There’s a new poll that came out this week from the Public Policy Institute of California, that asked residents how they feel about Governor Jerry Brown’s job performance, his budget proposal and also things like water use and higher education spending. All important topics, sure.
And then there was this nugget: the poll found that a solid majority of adults think their police departments are doing an excellent or good job.
But among ethnic minorities there’s a sharp divide. Most whites, Latinos and Asians give local police high marks, but only 36 percent of black respondents do.
Joe Mathews is California columnist for Zocalo Public Square, an ideas exchange that publishes every day.

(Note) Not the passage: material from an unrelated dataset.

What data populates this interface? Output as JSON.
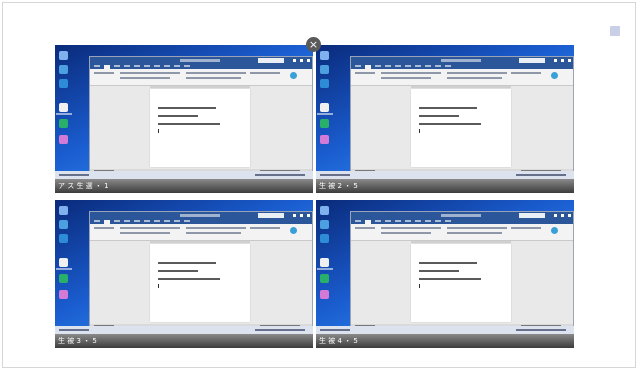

And Jill Leovy is a reporter for the LA Times, and author of the new book “Ghettoside: A True Story of Murder in America.” Both joined us for this week’s Mixer.
There’s a lot to unpack in this PPIC poll, but we’re focusing on the issue of police relations.

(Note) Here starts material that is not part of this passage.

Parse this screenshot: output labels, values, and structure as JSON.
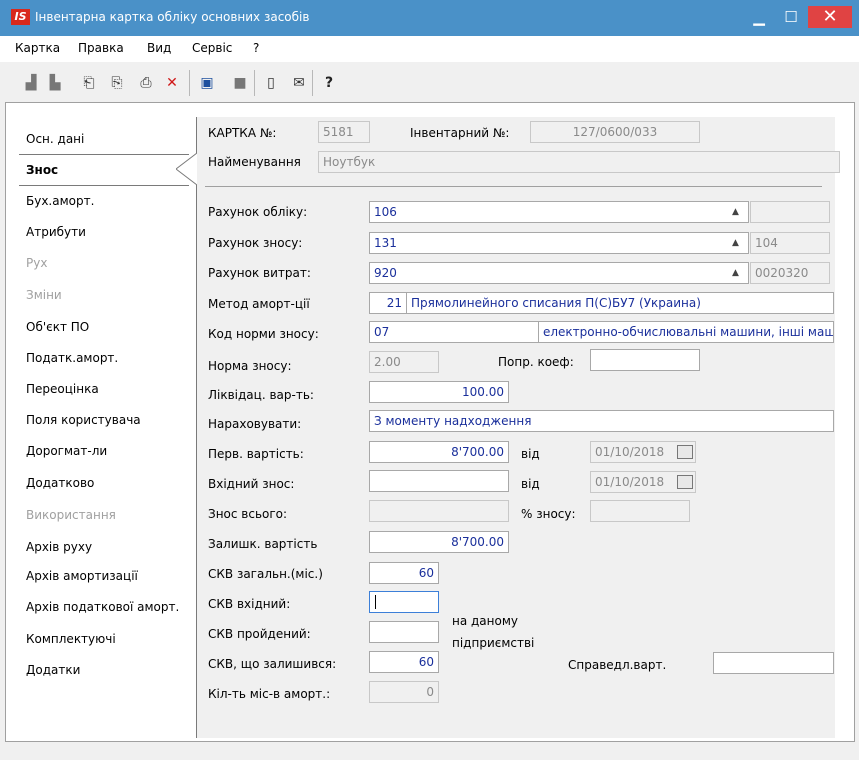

She says she created that blog to draw attention to the large number of killings that take place on the streets of Los Angeles. Murders that, she says, don’t make it to the headlines. And families that typically don’t have an outlet to tell their stories about pain and grief.

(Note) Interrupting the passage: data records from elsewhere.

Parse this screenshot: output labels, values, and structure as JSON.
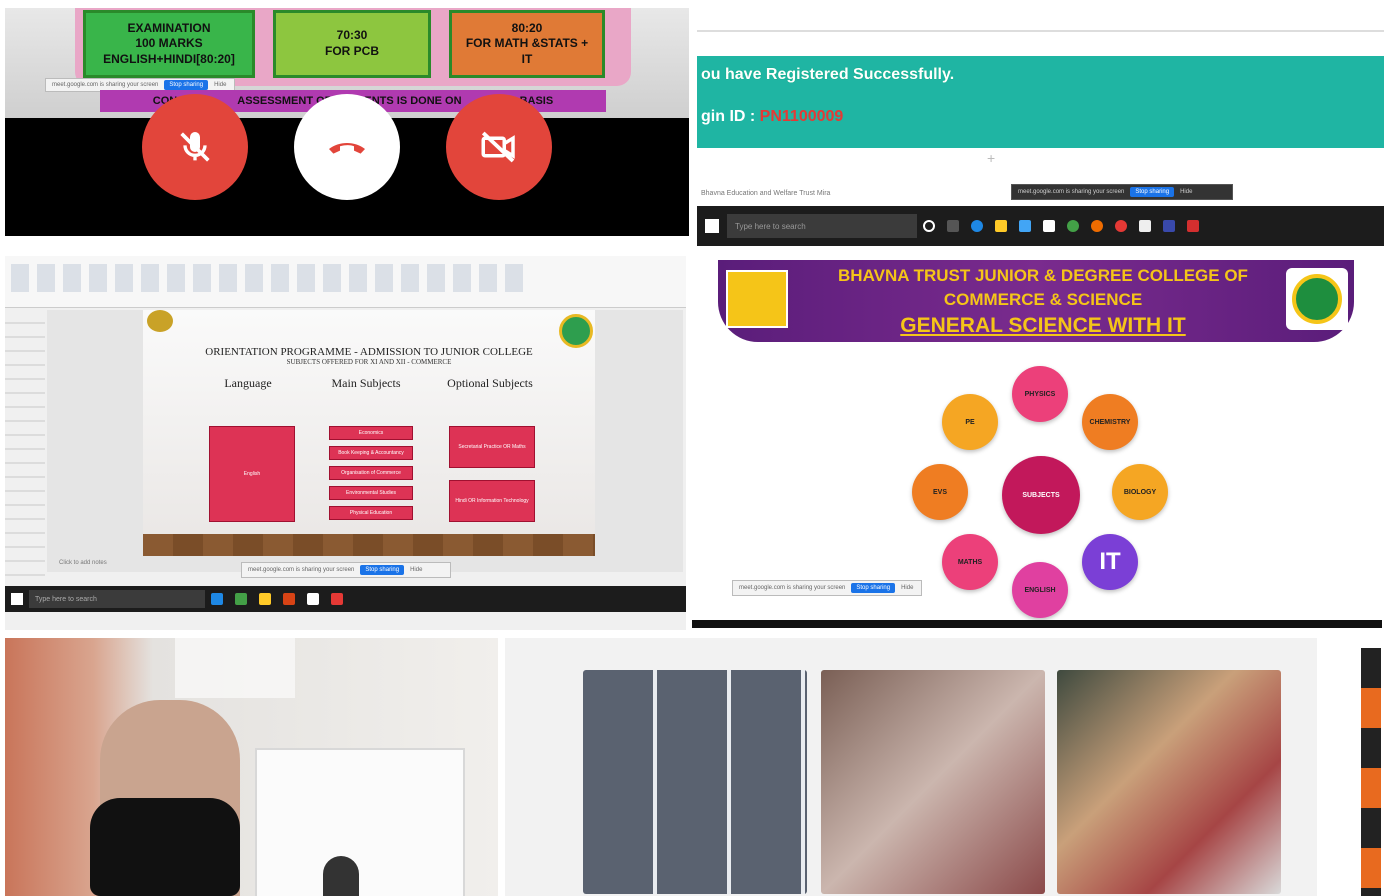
{
  "call_panel": {
    "boxes": [
      {
        "line1": "EXAMINATION",
        "line2": "100 MARKS",
        "line3": "ENGLISH+HINDI[80:20]"
      },
      {
        "line1": "70:30",
        "line2": "FOR PCB",
        "line3": ""
      },
      {
        "line1": "80:20",
        "line2": "FOR MATH &STATS +",
        "line3": "IT"
      }
    ],
    "ribbon_left": "CON",
    "ribbon_right": "ASSESSMENT OF STUDENTS IS DONE ON",
    "ribbon_end": "BASIS",
    "share_text": "meet.google.com is sharing your screen",
    "share_stop": "Stop sharing",
    "share_hide": "Hide",
    "buttons": {
      "mic": "mic-off",
      "end": "end-call",
      "camera": "camera-off"
    },
    "colors": {
      "red": "#e2453b",
      "white": "#ffffff"
    }
  },
  "registration_panel": {
    "message": "ou have Registered Successfully.",
    "login_label": "gin ID :",
    "login_id": "PN1100009",
    "small_text": "Bhavna Education and Welfare Trust Mira",
    "share_text": "meet.google.com is sharing your screen",
    "share_stop": "Stop sharing",
    "share_hide": "Hide",
    "search_placeholder": "Type here to search"
  },
  "ppt_panel": {
    "title": "ORIENTATION PROGRAMME - ADMISSION TO JUNIOR COLLEGE",
    "subtitle": "SUBJECTS OFFERED FOR XI AND XII - COMMERCE",
    "columns": [
      {
        "head": "Language",
        "items": [
          "English"
        ]
      },
      {
        "head": "Main Subjects",
        "items": [
          "Economics",
          "Book Keeping & Accountancy",
          "Organisation of Commerce",
          "Environmental Studies",
          "Physical Education"
        ]
      },
      {
        "head": "Optional Subjects",
        "items": [
          "Secretarial Practice OR Maths",
          "Hindi OR Information Technology"
        ]
      }
    ],
    "notes": "Click to add notes",
    "share_text": "meet.google.com is sharing your screen",
    "share_stop": "Stop sharing",
    "share_hide": "Hide",
    "search_placeholder": "Type here to search"
  },
  "science_panel": {
    "header1": "BHAVNA TRUST JUNIOR & DEGREE COLLEGE OF",
    "header2": "COMMERCE & SCIENCE",
    "header3": "GENERAL SCIENCE WITH IT",
    "center": "SUBJECTS",
    "subjects": [
      "PHYSICS",
      "CHEMISTRY",
      "BIOLOGY",
      "IT",
      "ENGLISH",
      "MATHS",
      "EVS",
      "PE"
    ],
    "share_text": "meet.google.com is sharing your screen",
    "share_stop": "Stop sharing",
    "share_hide": "Hide"
  }
}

Also, in the aftermath of the police killings of Michael Brown in Ferguson, Missouri and Eric Garner in New York, and the decisions by grand juries not to indict those officers, we heard this message around the country that the police doesn’t care about black lives.
There’s also the immense challenge facing police detectives that witnesses are incredibly reluctant to come forward. We’ve seen that just this past year, with the killing of 25-year-old Ezell Ford in South .LA.
No one, so far, has said they witnessed anything in the case.
And that’s unfortunately true for killings that don’t involve police officers as well.